● **TASK DIRECTIONS**: An exact copy of all the data is the expected answer.

● **THE RECORDS**:
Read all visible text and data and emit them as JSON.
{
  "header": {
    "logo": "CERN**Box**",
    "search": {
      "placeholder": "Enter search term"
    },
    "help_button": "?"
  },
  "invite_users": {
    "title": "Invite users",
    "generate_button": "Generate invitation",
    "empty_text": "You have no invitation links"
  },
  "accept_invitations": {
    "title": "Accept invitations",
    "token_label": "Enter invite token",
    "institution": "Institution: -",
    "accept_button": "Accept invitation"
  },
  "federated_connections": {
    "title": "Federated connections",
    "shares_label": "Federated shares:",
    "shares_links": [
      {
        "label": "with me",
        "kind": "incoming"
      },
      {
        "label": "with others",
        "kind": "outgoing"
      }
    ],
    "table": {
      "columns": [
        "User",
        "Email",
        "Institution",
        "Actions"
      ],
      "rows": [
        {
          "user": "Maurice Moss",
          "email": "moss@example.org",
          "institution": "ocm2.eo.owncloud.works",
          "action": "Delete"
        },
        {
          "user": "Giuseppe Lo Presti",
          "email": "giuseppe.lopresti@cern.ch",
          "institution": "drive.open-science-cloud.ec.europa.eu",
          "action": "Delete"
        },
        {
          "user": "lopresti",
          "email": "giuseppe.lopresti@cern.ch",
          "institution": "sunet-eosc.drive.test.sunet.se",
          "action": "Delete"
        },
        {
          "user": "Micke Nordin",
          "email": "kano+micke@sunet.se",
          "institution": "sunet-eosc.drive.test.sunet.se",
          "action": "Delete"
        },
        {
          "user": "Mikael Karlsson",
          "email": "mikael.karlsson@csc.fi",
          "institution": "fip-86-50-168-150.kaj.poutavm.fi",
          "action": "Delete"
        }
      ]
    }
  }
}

● **OUTPUT OF THE TASK**:
Read all visible text and data and emit them as JSON.
{
  "header": {
    "logo": "CERN**Box**",
    "search": {
      "placeholder": "Enter search term"
    },
    "help_button": "?"
  },
  "invite_users": {
    "title": "Invite users",
    "generate_button": "Generate invitation",
    "empty_text": "You have no invitation links"
  },
  "accept_invitations": {
    "title": "Accept invitations",
    "token_label": "Enter invite token",
    "institution": "Institution: -",
    "accept_button": "Accept invitation"
  },
  "federated_connections": {
    "title": "Federated connections",
    "shares_label": "Federated shares:",
    "shares_links": [
      {
        "label": "with me",
        "kind": "incoming"
      },
      {
        "label": "with others",
        "kind": "outgoing"
      }
    ],
    "table": {
      "columns": [
        "User",
        "Email",
        "Institution",
        "Actions"
      ],
      "rows": [
        {
          "user": "Maurice Moss",
          "email": "moss@example.org",
          "institution": "ocm2.eo.owncloud.works",
          "action": "Delete"
        },
        {
          "user": "Giuseppe Lo Presti",
          "email": "giuseppe.lopresti@cern.ch",
          "institution": "drive.open-science-cloud.ec.europa.eu",
          "action": "Delete"
        },
        {
          "user": "lopresti",
          "email": "giuseppe.lopresti@cern.ch",
          "institution": "sunet-eosc.drive.test.sunet.se",
          "action": "Delete"
        },
        {
          "user": "Micke Nordin",
          "email": "kano+micke@sunet.se",
          "institution": "sunet-eosc.drive.test.sunet.se",
          "action": "Delete"
        },
        {
          "user": "Mikael Karlsson",
          "email": "mikael.karlsson@csc.fi",
          "institution": "fip-86-50-168-150.kaj.poutavm.fi",
          "action": "Delete"
        }
      ]
    }
  }
}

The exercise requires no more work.